Machen has left a legacy of great theology but many accuse him of being cantakerous and divisive. Yet, if we study his theological project, he wasn’t picking fights about whether to use the organ or piano in worship. This has almost nothing to do with liberal Christianity. Your church is not necessarily liberal if it has only one service a Sunday, for example (although it could be). He was fighting against a movement in the church that was un-Christian: one that was denying the virgin birth, miracles, and departing from a belief in the divinity of Christ. It is fascinating that he even writes with regards to Roman Catholicism and liberalism: “The Church of Rome may represent a perversion of the Christian religion; but naturalistic liberalism is not Christianity at all.” His defense of the integrity of the Word of God was at the center of the struggle. Polity and confessions organized themselves around the centrality of this Word of God. Polity and confessions mattered as we can see in the integrity of the Orthodox Presbyterian Churches, but the authenticity and historicity of the Word of God and the fact that it laid out timeless principles for human life was the hill that he was going to die on. These principles applied to everything from gender, to state, to family, to worship.

Even his opponent in the mission board controversy in the Presbyterian Church, Pearl S. Buck, wrote at the time of his death:

We have lost a man whom our times can ill spare, a man who had convictions which were real to him and who fought for those convictions and held to them through every change in time and human thought. There was power in him which was positive in its very negations. He was worth a hundred of his fellows who, as princes of the church, occupy easy places and play their church politics and trim their sails to every wind, who in their smug observance of the convictions of life and religion offend all honest and searching spirits. No forthright mind can live among them, neither the honest sceptic nor the honest dogmatist. I wish Dr. Machen had lived to go on fighting them.

Many of Machen’s “warrior children” became a cantakerous and divisive breed. Machen himself was but a man and may have been too conflict-oriented. Regardless of his faults, God used his faults to respond to a major deviation in Christianity. I believe that we would do well to consider the vision of this man of faith. He was fierce in defending doctrine, but this was channeled in the direction of challenging false teaching. He had a vision for missions and for the church in North America. He did not fall into the trap of fundamentalism, but he still recognized that they shared a common gospel. He could still fight by their side even though many held to errors concerning the end times. He still responded to errors such as premillenialism. But his vision was for a historic Christianity, a death and resurrection of Jesus Christ that really happened. 

Have we lost this vision? Are we ready to defend this vision? Are we ready to give up our tribalism and count all as loss to follow Jesus Christ?

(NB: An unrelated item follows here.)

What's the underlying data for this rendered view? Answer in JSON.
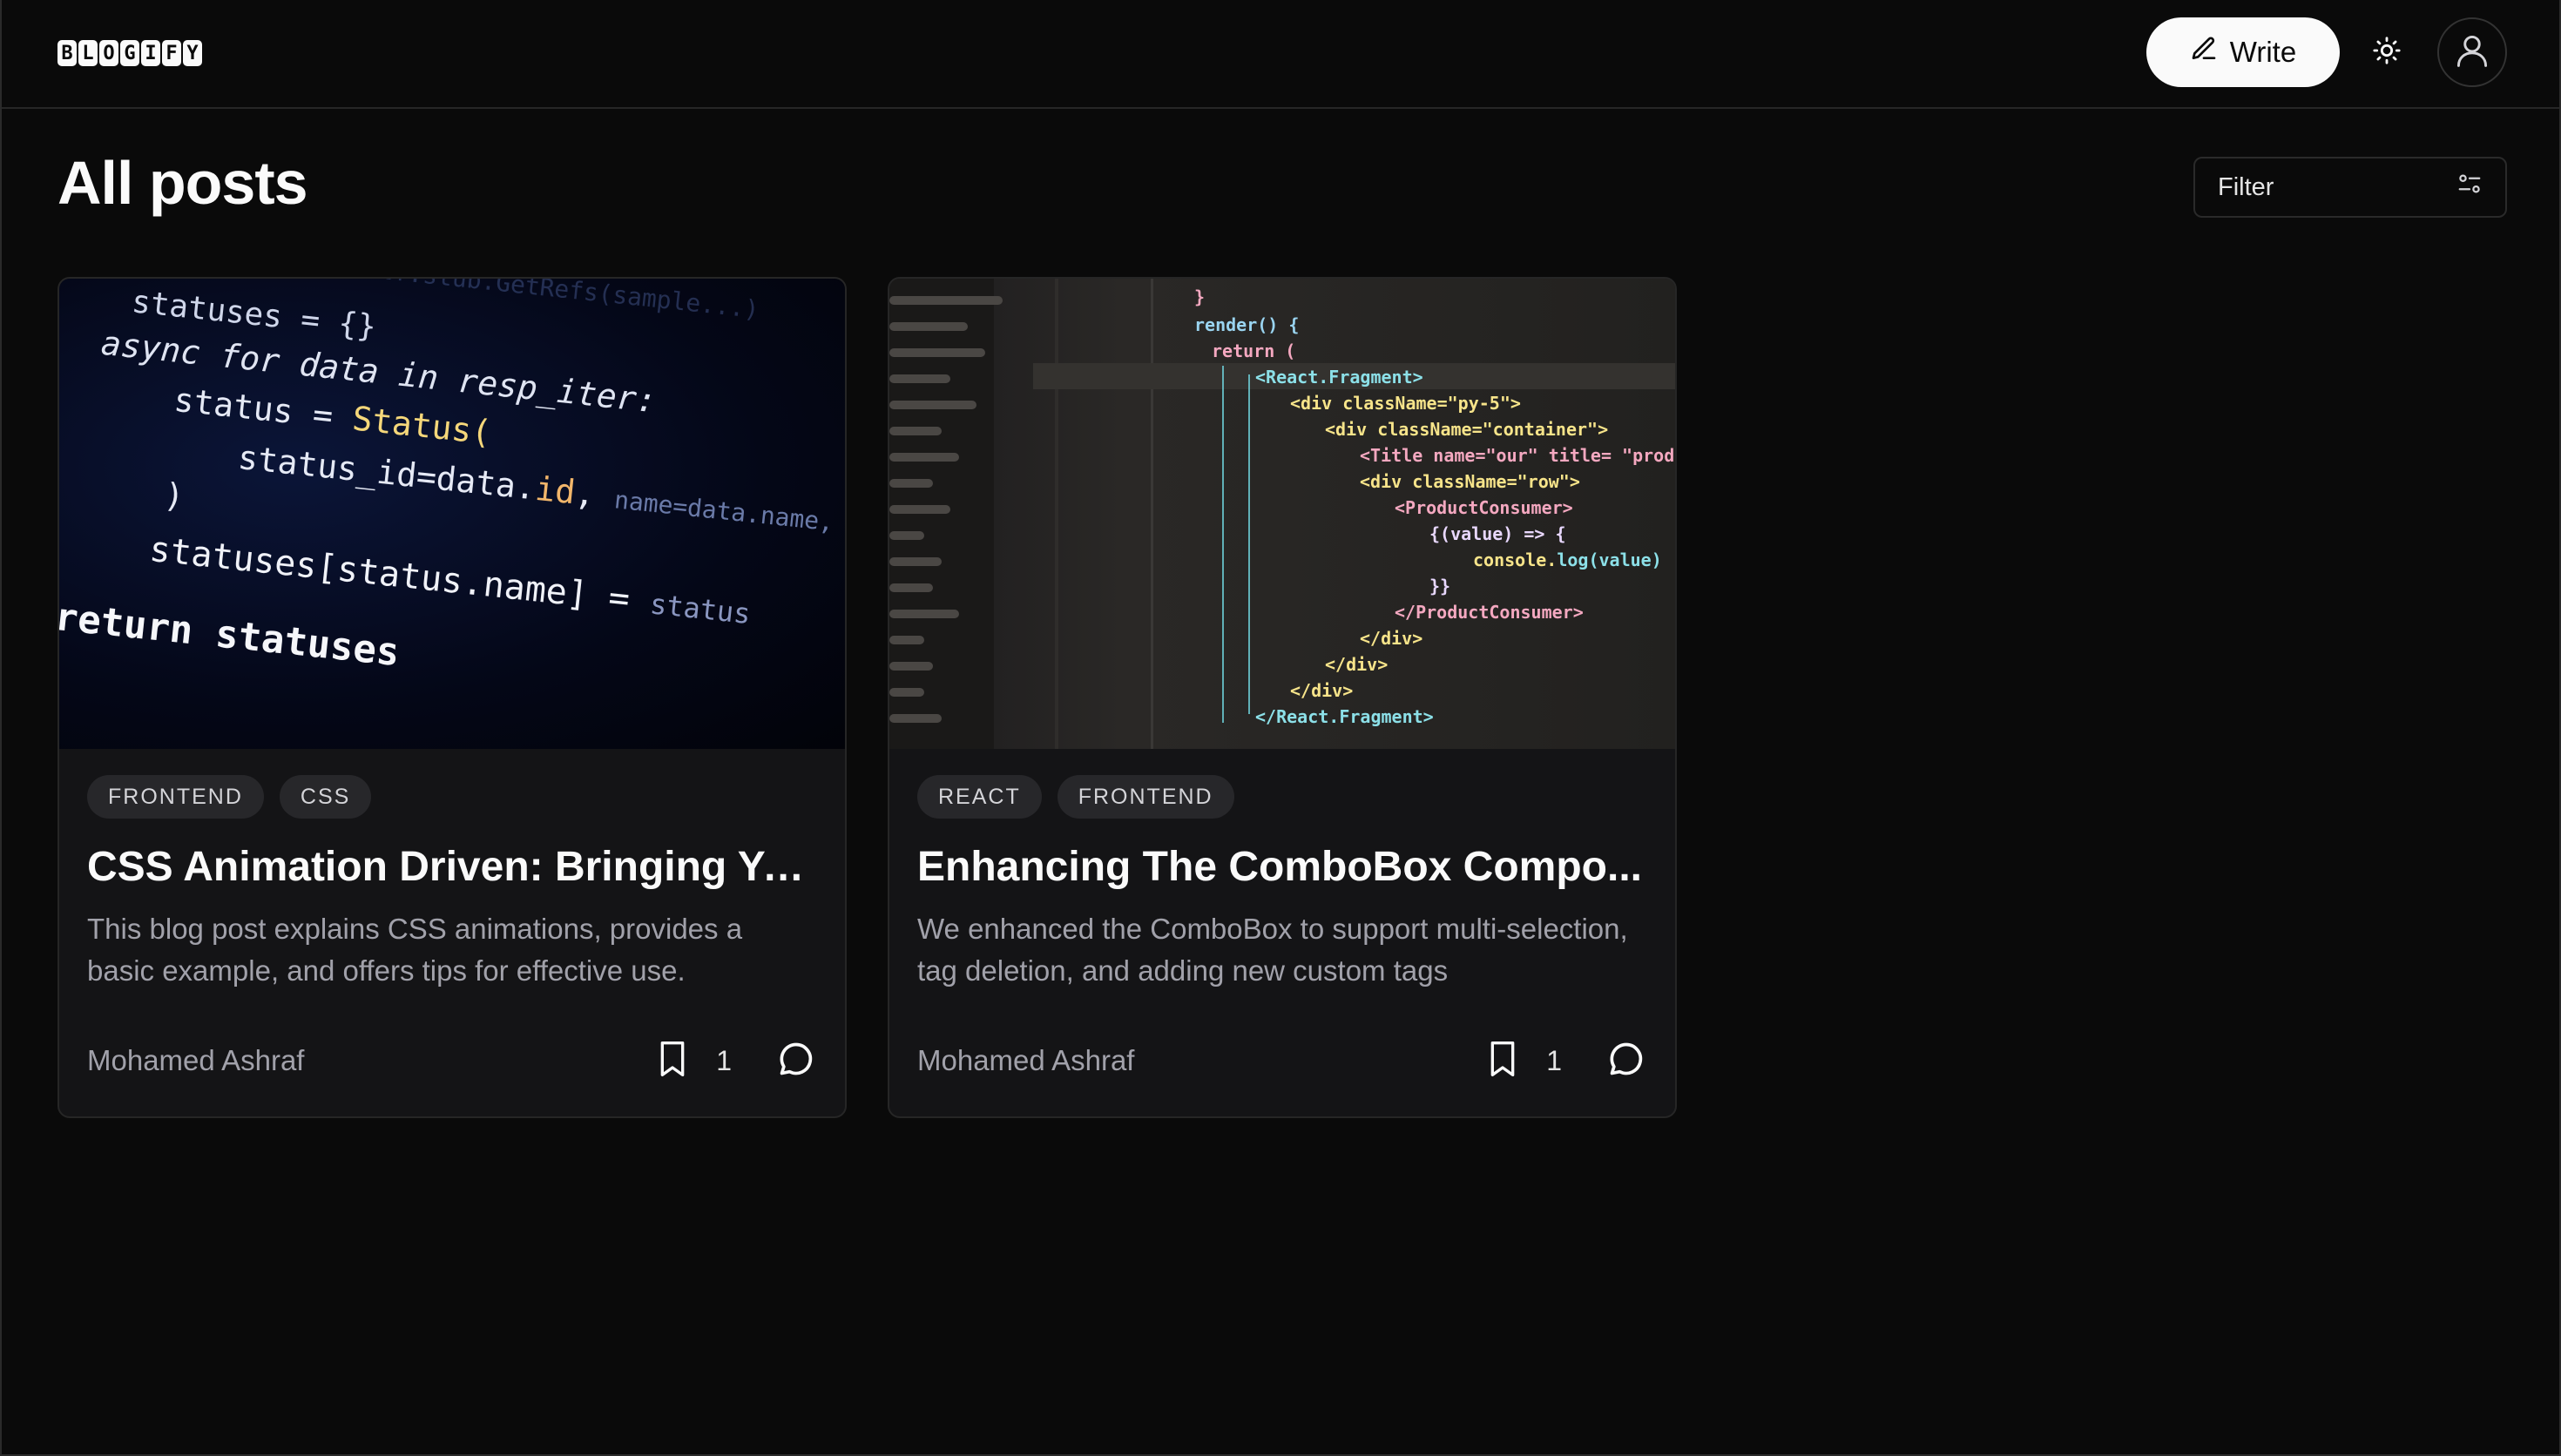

Are we ready to give up the easy believism of the modern day church and give up all to follow Jesus Christ? What is our vision? How will we prepare for the years ahead and to defend the Church of Jesus Christ in the 21st century? Are we ready to join the men of faith, who lived by faith, and pursued the promises of God in Jesus Christ?

Machen concludes his work on Christianity and liberalism:

Is there no place where two or three can gather in Jesus’ name, to forget for the moment all those things that divide nation from nation and race from race, to forget human pride, to forget the passions of war, to forget the puzzling problems of industrial strife, and to unite in overflowing gratitude at the foot of the Cross? If there be such a place, then that is the house of God and that the gate of heaven. And from under the threshold of that house will go forth a river that will revive the weary world.

“Be watchful, stand firm in the faith, act like men, be strong. Let all that you do be done in love.” (I Cor. 16:13-14)


On the Abolition of Woman and the Shelter of the Cross